(Extracted material)
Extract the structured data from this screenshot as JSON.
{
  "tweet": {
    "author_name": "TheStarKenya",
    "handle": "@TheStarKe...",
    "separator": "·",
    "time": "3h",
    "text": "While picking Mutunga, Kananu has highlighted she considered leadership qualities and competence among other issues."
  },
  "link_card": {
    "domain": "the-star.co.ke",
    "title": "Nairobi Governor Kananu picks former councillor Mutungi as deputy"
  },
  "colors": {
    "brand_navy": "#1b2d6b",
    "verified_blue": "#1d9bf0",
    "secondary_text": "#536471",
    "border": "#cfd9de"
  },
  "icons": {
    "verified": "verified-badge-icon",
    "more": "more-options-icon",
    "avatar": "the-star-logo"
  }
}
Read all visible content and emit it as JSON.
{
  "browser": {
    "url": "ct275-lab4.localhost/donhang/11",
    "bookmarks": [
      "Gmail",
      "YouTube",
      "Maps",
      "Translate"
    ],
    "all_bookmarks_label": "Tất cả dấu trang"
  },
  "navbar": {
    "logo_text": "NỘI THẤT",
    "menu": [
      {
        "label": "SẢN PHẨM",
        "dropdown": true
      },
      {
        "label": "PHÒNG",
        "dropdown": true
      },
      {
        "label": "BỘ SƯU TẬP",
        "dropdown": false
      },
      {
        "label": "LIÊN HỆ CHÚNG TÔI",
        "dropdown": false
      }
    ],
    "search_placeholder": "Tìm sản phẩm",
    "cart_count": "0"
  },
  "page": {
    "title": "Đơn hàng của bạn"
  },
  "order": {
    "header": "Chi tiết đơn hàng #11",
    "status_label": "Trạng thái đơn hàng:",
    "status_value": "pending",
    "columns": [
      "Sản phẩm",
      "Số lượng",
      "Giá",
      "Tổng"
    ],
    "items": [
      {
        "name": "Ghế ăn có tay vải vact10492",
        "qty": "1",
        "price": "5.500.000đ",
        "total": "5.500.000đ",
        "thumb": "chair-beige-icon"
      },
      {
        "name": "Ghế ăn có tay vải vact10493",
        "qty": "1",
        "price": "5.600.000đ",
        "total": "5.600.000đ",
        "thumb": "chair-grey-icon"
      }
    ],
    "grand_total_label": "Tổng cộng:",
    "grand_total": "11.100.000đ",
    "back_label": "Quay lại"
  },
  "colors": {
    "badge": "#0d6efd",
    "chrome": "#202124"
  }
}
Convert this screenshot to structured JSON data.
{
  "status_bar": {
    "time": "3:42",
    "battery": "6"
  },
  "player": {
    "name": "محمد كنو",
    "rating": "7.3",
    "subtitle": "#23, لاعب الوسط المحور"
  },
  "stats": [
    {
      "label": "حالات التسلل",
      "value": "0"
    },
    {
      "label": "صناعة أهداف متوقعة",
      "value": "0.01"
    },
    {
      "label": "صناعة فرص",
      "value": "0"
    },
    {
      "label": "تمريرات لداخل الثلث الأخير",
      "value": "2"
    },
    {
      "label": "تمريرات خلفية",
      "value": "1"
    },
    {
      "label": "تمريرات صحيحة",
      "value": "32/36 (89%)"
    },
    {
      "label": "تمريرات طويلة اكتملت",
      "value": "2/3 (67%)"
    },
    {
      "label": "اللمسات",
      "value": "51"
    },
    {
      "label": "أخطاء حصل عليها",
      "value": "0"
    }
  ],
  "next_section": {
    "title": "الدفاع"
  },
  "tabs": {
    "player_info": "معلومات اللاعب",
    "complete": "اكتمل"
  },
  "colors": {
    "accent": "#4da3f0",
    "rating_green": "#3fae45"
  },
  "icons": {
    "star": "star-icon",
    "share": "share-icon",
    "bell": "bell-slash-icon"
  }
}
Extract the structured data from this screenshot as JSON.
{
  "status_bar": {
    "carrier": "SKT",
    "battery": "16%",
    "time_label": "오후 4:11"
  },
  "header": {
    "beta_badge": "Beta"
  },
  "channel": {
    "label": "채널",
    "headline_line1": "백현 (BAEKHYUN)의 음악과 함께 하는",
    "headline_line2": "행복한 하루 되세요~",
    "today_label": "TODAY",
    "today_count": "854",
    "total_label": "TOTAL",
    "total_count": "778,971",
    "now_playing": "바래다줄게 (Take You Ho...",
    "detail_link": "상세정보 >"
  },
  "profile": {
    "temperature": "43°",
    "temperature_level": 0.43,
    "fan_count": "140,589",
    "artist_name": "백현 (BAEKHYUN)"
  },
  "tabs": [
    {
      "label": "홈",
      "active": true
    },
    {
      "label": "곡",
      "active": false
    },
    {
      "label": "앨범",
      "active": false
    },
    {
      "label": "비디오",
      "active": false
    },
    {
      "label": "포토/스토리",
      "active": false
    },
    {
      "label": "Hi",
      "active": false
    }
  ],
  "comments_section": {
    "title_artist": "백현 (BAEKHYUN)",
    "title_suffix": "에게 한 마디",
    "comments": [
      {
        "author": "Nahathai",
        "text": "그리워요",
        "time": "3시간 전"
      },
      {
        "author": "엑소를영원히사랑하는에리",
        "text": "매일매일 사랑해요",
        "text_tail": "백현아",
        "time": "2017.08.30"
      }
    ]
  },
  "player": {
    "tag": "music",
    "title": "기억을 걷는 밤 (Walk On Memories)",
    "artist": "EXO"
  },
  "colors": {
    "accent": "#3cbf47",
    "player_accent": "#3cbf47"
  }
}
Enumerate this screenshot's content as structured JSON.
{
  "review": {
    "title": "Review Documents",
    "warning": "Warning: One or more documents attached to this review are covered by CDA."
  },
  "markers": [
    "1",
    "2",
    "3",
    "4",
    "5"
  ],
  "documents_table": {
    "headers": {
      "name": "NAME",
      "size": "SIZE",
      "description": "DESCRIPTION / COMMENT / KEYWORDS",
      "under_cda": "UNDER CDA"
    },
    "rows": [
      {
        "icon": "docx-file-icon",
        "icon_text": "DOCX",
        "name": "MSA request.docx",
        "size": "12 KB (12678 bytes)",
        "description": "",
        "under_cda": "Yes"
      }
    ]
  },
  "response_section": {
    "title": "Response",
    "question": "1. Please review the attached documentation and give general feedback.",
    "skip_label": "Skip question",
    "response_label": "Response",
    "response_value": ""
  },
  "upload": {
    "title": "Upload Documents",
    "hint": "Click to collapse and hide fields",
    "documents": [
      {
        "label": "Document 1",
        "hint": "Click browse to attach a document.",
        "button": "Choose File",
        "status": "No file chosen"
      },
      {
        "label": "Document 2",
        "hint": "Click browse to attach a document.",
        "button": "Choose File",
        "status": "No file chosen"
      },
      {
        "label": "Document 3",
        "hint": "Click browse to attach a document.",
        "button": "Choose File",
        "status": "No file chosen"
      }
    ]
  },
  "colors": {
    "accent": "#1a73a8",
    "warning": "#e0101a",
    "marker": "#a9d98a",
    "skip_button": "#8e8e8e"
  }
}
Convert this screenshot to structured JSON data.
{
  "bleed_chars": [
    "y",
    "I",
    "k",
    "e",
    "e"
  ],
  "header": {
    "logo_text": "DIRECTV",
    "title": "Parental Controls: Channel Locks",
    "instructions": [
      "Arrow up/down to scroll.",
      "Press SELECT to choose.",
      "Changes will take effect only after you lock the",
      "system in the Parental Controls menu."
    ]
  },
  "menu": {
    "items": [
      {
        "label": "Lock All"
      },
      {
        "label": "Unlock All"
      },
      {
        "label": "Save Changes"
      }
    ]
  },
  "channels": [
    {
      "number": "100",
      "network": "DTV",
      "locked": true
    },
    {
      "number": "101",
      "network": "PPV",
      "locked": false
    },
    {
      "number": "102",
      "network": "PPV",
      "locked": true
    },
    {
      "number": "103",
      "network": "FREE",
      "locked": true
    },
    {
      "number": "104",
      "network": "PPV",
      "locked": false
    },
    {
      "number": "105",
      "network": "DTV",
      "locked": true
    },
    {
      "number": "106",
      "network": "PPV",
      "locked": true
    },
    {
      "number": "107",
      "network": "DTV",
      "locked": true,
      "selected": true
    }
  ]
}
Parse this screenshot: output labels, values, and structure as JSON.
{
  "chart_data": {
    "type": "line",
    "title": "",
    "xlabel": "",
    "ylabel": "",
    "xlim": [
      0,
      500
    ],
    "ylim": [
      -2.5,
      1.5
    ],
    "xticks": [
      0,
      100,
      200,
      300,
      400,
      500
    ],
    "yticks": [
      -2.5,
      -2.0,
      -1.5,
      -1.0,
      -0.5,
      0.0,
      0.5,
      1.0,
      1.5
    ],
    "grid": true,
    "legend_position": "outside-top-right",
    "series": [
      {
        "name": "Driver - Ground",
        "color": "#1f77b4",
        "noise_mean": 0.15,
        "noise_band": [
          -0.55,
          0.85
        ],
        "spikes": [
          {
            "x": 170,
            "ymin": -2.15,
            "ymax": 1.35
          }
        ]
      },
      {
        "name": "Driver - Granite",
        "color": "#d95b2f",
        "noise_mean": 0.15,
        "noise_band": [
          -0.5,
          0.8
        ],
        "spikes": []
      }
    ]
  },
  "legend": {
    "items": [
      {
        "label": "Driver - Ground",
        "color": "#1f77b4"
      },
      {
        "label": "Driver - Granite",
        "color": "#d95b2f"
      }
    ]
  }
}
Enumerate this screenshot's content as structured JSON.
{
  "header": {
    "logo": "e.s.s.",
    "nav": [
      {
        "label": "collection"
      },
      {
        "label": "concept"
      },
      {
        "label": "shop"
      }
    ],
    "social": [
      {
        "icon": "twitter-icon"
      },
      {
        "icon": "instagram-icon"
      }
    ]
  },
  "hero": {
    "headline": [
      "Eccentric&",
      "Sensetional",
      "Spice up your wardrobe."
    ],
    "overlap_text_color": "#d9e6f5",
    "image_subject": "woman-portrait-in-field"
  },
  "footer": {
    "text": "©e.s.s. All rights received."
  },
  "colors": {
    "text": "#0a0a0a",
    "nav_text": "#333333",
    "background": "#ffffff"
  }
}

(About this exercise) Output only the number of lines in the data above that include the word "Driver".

(Finished task) 4